UK hotel occupancy rates have climbed for the third consecutive month showing an improving picture as restrictions lifted and the sector started to reopen following the third lockdown, according to RSM’s Hotel Tracker.
The data, compiled and produced by STR and analysed by RSM, shows the average occupancy rate has risen from 30 per cent in April 2021 to 65 per cent in July. The thriving staycation market saw the highest average occupancy rates in Wales at 80 per cent, followed by England and Scotland at 64 per cent; with London, being more reliant on international and business travel, sitting at 49 per cent – bringing the UK average down.
The average room rate followed a similar trajectory with July seeing a three-month UK high of £89; however, this is still behind the £110 average room rates in July 2019. Wales was the only region to exceed pre-pandemic rates at £78 in July when compared to £67 in 2019.
In addition, revenue per available room was £57 in July 2021, up from £19 in 2020; but still behind pre-pandemic levels at £89.
Chris Tate, head of hotels and accommodation at RSM, said: ‘It’s great to see hotel occupancy increasing as the UK economy opens up; and it’s encouraging that levels are already outstripping last summer’s reopening following the first lockdown.
‘Increased competition and staycation demand is slowly driving room rates up, but oversupply in London is hampering the wider UK recovery as low occupancy levels in the capital depress the national picture.
‘Brexit and Covid-19 have presented a perfect storm for the hospitality sector, creating an additional resource issue which is impacting operations across the UK, whilst fundamentally changing the market due to travel restrictions.

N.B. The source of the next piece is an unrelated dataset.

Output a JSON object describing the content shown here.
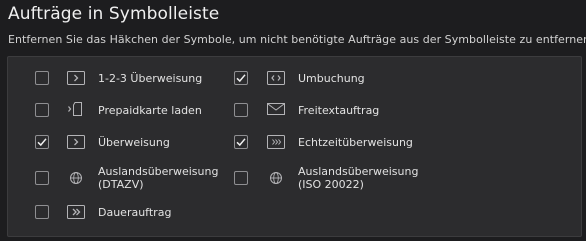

Hoteliers will be hoping the opening of travel corridors to the US and changes to self-isolation rules for the double jabbed will drive a further increase in demand to support the post-pandemic recovery.’ /Ends.